Young children learn about the world by experiencing it through their senses. You’ve likely seen your baby pick up an object and bring it to her mouth. That is her way of learning about it. Because babies lack the verbal skills to communicate and ask questions, they learn through sight, sound, touch, smell and taste. Sensory play encourages children to experience objects, cultivates a better understanding of the way things work, and is important for brain development.

Key benefits of messy play:

  • Stimulates sense of touch: introducing your baby to different textures helps develop their sense of touch, which is a precursor to fine motor skills and object identification.
  • Exposure to a broader set of object attributes: playing with sensory materials that exhibit opposite traits (e.g., wet vs. dry, warm vs. cold, shiny vs. dull, smooth vs. rough, messy vs. clean) introduces children to a broad set of characteristics. Talking to your baby while she interacts with these objects can help expand her vocabulary and improve her ability to sort and classify.
  • Fuels creativity and teaches to enjoy the process: the non-scripted nature of messy play encourages creativity and experimentation. As they grow it will also teach them to enjoy the experience instead of focusing solely on the finished product
  • Increases their appetite for other new sensory experiences: as a child gets used to messy play, she becomes more open to other new sensory experiences, which has multiple benefits. For example, some studies show that allowing fussy eaters to explore and play with their food improves their openness to trying new foods.

Children as young as 1 month old can benefit from messy play activities. As with any activity, use your own discretion before allowing your child to participate, and always
supervise your little one.

A Few Ideas
Here are a few of our fun ideas for sensory and messy activities. You can find nearly 90 others in the sensory section of our BabySparks app:

 Aromatic Sponge (Smell & Tactile)




With a sponge dampened with a scented substance like body lotion, cinnamon, vanilla, breast milk, or formula, softly rub it under her nose, on her forehead, cheeks, chest and the rest of her skin, so that the smell is all over her body. Change the aroma each time you do this exercise.

Noisy wrists (Auditory)




Tie bells or small rattles to the baby's wrists and let him discover the sounds that he can make by moving his hands. Repeat the exercise but tie the objects to his feet.

Sensory Bathtub Play (Tactile)




Let the baby play in the bathtub. Fill it with different baby-safe substances like water, shaving cream, sand, foam blocks, or plastic balls.

Change in Temperature (Tactile)



Dampen a washcloth or sponge with cold water.

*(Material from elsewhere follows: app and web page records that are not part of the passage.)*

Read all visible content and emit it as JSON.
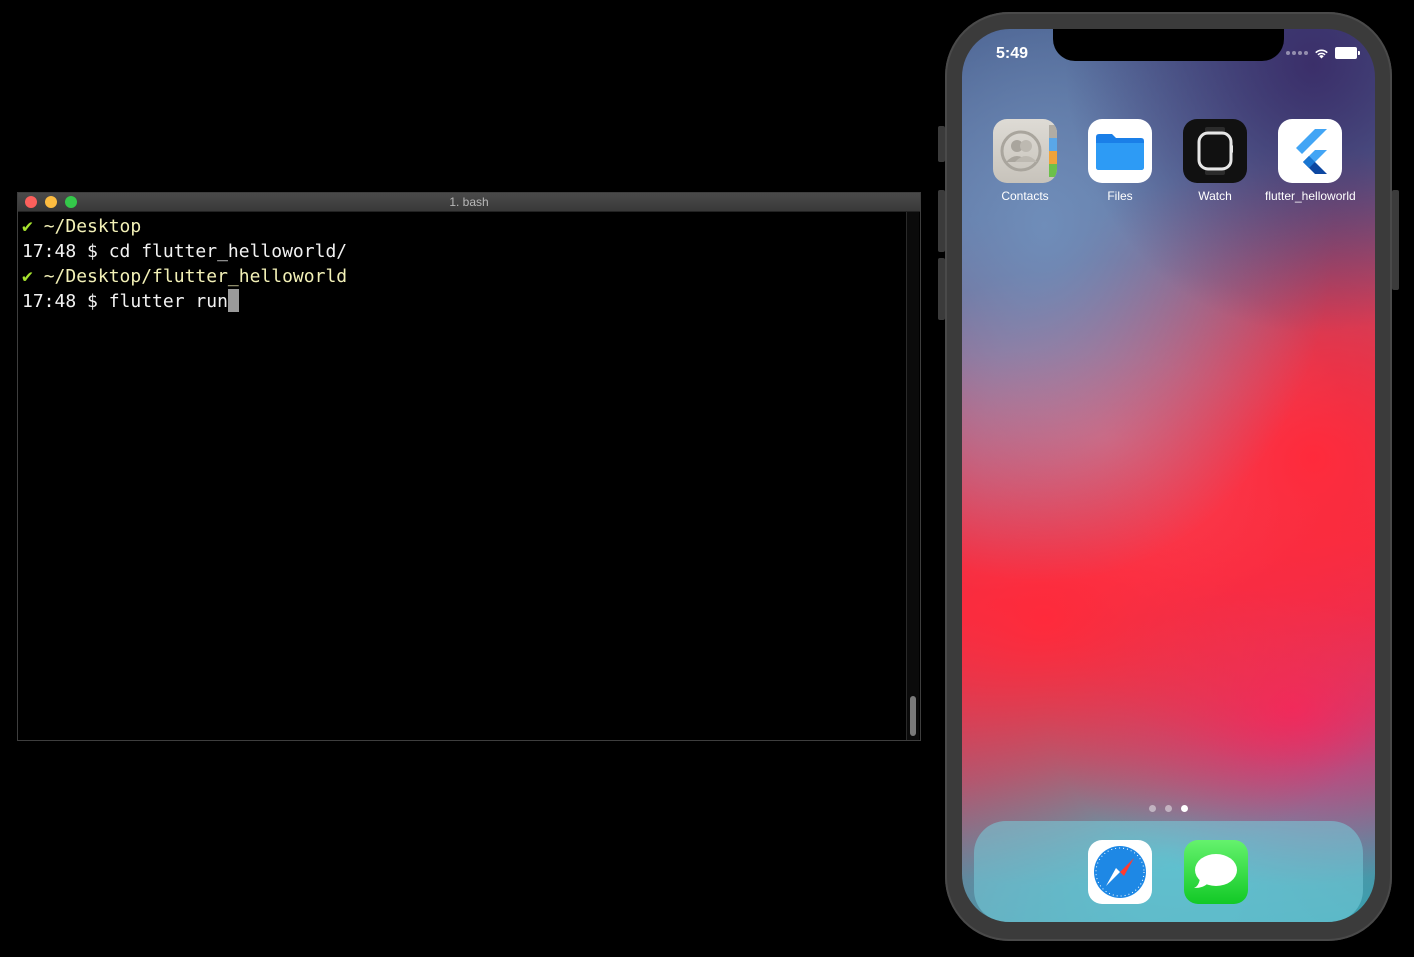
{
  "terminal": {
    "title": "1. bash",
    "lines": [
      {
        "check": "✔",
        "path": "~/Desktop"
      },
      {
        "prompt": "17:48 $",
        "command": "cd flutter_helloworld/"
      },
      {
        "check": "✔",
        "path": "~/Desktop/flutter_helloworld"
      },
      {
        "prompt": "17:48 $",
        "command": "flutter run"
      }
    ]
  },
  "phone": {
    "status_time": "5:49",
    "apps": [
      {
        "label": "Contacts",
        "icon": "contacts-icon"
      },
      {
        "label": "Files",
        "icon": "files-icon"
      },
      {
        "label": "Watch",
        "icon": "watch-icon"
      },
      {
        "label": "flutter_helloworld",
        "icon": "flutter-icon"
      }
    ],
    "page_indicator": {
      "pages": 3,
      "current": 3
    },
    "dock": [
      {
        "icon": "safari-icon"
      },
      {
        "icon": "messages-icon"
      }
    ]
  },
  "colors": {
    "check": "#a6e22e",
    "path": "#f3f1b7",
    "traffic_close": "#fc605c",
    "traffic_minimize": "#fdbc40",
    "traffic_maximize": "#34c84a"
  }
}
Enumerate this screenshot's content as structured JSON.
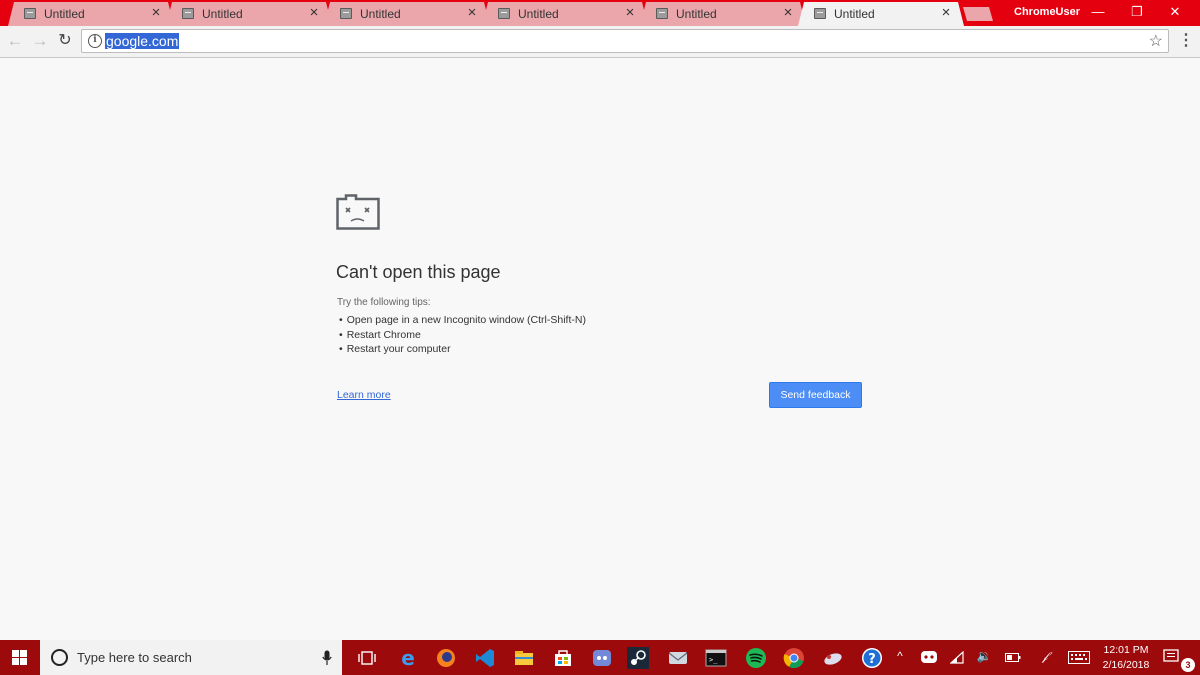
{
  "browser": {
    "tabs": [
      {
        "title": "Untitled",
        "close": "×"
      },
      {
        "title": "Untitled",
        "close": "×"
      },
      {
        "title": "Untitled",
        "close": "×"
      },
      {
        "title": "Untitled",
        "close": "×"
      },
      {
        "title": "Untitled",
        "close": "×"
      },
      {
        "title": "Untitled",
        "close": "×"
      }
    ],
    "profile_name": "ChromeUser",
    "window_controls": {
      "minimize": "—",
      "restore": "❐",
      "close": "✕"
    },
    "url": "google.com",
    "colors": {
      "titlebar": "#e4000f",
      "inactive_tab": "#eba6ab",
      "selection": "#3367d6"
    }
  },
  "error_page": {
    "icon": "sad-tab-icon",
    "heading": "Can't open this page",
    "tips_intro": "Try the following tips:",
    "tips": [
      "Open page in a new Incognito window (Ctrl-Shift-N)",
      "Restart Chrome",
      "Restart your computer"
    ],
    "learn_more": "Learn more",
    "feedback_button": "Send feedback",
    "colors": {
      "button": "#4c8df6",
      "link": "#3367d6"
    }
  },
  "taskbar": {
    "search_placeholder": "Type here to search",
    "apps": [
      "task-view",
      "edge",
      "firefox",
      "vscode",
      "file-explorer",
      "store",
      "discord",
      "steam",
      "mail",
      "terminal",
      "spotify",
      "chrome",
      "app-bird",
      "help"
    ],
    "tray_icons": [
      "chevron-up",
      "discord",
      "wifi",
      "volume",
      "battery",
      "pen",
      "keyboard"
    ],
    "time": "12:01 PM",
    "date": "2/16/2018",
    "notification_count": "3",
    "color": "#9c0a0c"
  }
}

Gently rub on the baby's body from head to toe. Then dampen the cloth with warm water and repeat the exercise.

Heather Gordon is a certified occupational therapy assistant, mom, and writer. Follow her blog at: